Chief Judge Loren A. Smith -- the only judge who has granted any meaningful damages award thus far in the over 120 breach of contract suits brought against the government for its disallowance of supervisory goodwill. His 1992 ruling in the Winstar cases, after first being reversed by a three-judge panel, was affirmed by the Court of Appeals and U.S. Supreme Court in 9-2 and 7-2 rulings. Highly critical of the way the government has conducted its defense of the goodwill suits since, Judge Smith was not reappointed by President Clinton when his 15-year term as Chief Judge expired in July. He is now a Senior Judge and continues to preside over the Meritor case.
"THE UNITED STATES HAS NOT ACTED AS THE GREAT, JUST NATION THAT IT IS"
"It is the obligation of the United States to do right. Every free government can be judged by the degree to which it respects the life, liberty and property of its citizens. The United States stands tall among the nations because it is a just nation. In the instant cases (however), the United States has not acted in a manner worthy of the great (and) just nation (that) it is. Because the dollars at stake appear to be so large, the government has raised legal and factual arguments that have little or no basis in law, fact or logic.
"While the court can appreciate the concerns of the government's attorneys to protect the public treasury, and they are honorable people, it must severely criticize the tactics and approach of the government . . . if the arguments put forth here are the strongest the United States can muster against liability then the government has a moral obligation to seek a fair and equitable settlement from the parties whose contracts were breached. If this cannot be achieved then the court is here to resolve these cases. However, the court is a tool of last resort. Where the government has violated rights it should first attempt to do justice without judicial prompting. (Emphasis added).
Hon. Loren A. Smith, Chief Judge, U.S. Court of Federal Claims
December 22, 1997
It has been nearly eight years since Judge Smith wrote the above words and yet the Winstar cases go on and on. In the meantime, the injured thrifts (some of which were put out of business nearly 15 years ago) and their shareholders have been forced to spend tens of millions of dollars in additional legal fees because the government persists in an all-or-none, scorched-earth defense. As if its overwhelming financial advantage and a seemingly endless supply of inventive excuses and creative defenses were not enough, the government is now getting help from Father Time.

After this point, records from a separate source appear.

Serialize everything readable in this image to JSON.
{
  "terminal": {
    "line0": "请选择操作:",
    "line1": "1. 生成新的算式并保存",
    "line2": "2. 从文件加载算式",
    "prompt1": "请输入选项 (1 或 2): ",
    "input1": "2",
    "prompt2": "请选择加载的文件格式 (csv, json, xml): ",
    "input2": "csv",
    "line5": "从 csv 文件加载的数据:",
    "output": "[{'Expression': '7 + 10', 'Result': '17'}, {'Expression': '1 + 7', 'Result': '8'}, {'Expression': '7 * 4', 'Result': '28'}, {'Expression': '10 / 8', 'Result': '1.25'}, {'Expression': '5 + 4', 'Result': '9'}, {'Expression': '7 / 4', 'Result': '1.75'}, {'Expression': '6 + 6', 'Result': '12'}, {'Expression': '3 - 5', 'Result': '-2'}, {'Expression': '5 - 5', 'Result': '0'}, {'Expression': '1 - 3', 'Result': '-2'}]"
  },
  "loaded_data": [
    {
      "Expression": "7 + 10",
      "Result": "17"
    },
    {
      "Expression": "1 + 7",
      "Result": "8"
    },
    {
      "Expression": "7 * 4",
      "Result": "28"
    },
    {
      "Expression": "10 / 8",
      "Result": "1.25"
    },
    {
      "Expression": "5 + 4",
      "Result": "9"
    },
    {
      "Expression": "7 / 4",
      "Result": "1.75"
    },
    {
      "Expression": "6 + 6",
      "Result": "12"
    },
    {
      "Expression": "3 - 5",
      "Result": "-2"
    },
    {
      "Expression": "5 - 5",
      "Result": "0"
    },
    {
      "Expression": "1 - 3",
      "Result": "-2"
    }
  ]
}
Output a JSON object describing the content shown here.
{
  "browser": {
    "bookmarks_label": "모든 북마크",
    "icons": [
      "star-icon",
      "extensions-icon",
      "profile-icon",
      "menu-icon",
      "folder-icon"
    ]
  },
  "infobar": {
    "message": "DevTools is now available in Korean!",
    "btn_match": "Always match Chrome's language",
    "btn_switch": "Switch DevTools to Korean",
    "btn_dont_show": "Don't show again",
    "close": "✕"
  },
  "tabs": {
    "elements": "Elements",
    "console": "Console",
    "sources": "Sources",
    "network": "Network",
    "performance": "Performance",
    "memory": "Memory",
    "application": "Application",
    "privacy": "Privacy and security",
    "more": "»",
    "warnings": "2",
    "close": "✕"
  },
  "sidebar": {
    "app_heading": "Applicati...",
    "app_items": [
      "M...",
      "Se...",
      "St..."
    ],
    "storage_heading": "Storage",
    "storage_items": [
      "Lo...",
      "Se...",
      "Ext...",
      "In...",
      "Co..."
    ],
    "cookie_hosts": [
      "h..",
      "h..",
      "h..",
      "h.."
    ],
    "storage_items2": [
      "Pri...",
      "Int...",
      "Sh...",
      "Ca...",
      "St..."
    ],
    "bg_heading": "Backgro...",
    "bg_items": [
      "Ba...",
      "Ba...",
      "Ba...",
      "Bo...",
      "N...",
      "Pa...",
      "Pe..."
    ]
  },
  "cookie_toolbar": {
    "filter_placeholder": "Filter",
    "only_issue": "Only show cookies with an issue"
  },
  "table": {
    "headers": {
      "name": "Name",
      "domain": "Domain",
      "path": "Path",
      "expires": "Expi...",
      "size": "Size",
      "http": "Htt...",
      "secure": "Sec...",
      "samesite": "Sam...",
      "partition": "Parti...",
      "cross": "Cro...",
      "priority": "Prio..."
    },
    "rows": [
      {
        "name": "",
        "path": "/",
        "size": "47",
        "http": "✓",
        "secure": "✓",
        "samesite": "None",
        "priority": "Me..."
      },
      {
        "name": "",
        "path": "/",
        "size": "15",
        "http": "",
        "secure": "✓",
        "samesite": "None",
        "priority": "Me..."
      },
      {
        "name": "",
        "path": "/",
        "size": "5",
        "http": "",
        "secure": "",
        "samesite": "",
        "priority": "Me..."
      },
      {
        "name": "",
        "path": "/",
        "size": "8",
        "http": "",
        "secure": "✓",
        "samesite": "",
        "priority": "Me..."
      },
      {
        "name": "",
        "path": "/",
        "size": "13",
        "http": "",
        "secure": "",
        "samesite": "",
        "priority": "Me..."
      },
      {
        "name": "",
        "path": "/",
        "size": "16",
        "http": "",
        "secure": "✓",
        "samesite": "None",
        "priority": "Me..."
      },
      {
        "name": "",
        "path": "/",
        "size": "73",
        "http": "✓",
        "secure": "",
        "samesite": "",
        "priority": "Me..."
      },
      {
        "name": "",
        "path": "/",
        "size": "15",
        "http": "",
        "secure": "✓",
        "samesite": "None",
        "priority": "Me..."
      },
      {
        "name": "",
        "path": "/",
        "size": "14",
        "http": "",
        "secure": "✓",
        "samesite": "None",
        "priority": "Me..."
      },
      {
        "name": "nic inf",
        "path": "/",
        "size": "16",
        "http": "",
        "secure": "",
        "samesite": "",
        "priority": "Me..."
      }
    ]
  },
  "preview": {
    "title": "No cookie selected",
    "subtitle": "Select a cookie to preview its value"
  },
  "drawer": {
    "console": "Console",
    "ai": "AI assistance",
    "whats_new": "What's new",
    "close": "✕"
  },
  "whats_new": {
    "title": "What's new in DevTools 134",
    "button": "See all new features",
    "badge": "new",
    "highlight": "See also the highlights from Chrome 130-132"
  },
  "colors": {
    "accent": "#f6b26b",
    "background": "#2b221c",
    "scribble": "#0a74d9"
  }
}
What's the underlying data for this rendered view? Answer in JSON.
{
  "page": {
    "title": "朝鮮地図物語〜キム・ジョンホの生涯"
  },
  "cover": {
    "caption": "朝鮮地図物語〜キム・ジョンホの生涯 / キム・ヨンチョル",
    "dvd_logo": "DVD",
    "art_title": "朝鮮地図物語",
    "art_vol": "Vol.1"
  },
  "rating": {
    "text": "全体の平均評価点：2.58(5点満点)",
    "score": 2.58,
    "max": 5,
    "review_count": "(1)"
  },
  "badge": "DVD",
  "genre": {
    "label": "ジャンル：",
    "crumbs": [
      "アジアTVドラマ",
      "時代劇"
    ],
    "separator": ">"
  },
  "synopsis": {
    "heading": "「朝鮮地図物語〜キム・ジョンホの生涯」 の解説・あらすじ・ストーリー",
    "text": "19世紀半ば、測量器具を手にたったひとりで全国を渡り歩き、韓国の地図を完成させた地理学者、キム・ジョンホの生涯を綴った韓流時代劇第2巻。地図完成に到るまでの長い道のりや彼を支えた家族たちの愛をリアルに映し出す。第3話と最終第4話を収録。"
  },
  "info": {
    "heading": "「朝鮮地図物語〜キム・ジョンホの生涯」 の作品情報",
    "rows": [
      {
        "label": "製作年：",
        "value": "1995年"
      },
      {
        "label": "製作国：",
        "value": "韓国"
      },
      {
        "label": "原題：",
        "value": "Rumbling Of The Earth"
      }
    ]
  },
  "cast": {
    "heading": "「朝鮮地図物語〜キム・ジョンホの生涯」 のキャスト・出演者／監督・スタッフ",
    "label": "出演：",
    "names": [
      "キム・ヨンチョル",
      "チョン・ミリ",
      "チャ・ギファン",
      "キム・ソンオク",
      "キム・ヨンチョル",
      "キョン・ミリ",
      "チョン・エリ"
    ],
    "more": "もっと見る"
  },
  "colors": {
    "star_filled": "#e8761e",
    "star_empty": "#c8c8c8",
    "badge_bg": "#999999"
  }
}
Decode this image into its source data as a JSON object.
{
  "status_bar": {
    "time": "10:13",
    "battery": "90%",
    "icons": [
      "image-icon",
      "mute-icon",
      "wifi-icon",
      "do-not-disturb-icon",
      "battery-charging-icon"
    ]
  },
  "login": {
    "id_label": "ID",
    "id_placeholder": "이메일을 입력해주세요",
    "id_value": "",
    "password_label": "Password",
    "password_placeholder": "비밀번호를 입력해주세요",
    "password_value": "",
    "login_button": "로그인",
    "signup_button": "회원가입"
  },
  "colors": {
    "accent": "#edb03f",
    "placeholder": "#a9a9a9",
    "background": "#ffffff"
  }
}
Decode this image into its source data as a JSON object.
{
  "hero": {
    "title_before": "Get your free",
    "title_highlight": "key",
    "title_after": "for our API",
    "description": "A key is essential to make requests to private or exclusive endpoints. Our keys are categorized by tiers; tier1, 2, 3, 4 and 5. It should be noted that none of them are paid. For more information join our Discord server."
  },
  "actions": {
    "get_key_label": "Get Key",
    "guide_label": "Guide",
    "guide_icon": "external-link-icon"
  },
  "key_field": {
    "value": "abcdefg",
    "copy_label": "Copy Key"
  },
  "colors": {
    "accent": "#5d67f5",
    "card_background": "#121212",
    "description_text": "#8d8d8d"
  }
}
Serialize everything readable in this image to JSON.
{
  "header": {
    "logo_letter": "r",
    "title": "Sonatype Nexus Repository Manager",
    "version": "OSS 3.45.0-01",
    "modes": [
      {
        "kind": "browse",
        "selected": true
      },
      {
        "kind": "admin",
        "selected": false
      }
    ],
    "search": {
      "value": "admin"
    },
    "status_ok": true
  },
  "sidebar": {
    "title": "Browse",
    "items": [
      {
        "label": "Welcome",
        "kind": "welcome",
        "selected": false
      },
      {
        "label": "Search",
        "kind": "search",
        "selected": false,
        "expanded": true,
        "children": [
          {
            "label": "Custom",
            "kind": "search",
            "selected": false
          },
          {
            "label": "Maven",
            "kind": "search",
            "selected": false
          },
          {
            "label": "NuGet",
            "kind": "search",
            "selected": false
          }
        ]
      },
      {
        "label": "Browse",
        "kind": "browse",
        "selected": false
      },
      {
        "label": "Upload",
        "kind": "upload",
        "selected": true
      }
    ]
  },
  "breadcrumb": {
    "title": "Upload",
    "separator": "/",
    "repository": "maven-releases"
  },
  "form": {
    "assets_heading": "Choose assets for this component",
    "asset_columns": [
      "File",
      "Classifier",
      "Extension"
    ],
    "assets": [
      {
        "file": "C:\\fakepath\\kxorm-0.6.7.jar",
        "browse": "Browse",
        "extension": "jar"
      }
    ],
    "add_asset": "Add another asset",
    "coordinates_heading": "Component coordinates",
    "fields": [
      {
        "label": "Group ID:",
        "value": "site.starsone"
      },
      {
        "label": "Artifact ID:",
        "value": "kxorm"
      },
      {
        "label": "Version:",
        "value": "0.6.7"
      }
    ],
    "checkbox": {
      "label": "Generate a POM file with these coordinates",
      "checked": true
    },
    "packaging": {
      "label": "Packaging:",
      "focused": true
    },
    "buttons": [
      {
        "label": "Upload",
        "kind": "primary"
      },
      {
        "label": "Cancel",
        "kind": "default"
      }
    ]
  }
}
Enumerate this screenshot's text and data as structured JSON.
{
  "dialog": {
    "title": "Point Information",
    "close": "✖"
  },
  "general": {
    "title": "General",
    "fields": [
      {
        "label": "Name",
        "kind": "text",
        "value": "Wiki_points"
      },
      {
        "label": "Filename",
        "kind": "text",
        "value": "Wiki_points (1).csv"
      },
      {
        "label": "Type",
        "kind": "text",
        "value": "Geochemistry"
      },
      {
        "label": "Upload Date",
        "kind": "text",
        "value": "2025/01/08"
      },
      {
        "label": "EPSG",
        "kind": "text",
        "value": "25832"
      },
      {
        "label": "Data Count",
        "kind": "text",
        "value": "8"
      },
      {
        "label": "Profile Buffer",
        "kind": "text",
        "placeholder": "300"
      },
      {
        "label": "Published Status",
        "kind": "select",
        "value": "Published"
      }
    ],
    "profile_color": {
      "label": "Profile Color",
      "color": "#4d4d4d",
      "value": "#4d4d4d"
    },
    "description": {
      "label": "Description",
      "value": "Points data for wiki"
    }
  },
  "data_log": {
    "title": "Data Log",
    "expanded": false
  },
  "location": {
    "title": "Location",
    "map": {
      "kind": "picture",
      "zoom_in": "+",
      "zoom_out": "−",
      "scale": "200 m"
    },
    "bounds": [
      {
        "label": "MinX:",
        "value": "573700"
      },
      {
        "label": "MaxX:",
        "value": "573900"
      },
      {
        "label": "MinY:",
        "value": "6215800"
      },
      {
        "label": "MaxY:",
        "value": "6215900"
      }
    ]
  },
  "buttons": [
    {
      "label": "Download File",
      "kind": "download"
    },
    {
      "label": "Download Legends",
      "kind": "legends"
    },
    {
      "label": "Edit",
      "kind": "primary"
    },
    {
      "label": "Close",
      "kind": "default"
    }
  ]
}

Indeed, many witnesses who were directly involved in the early 1980's goodwill deals are now in their 70's and 80's and some are dying before they can take the witness stand.
The full text of what Judge Smith had to say can be found by clicking on the link below.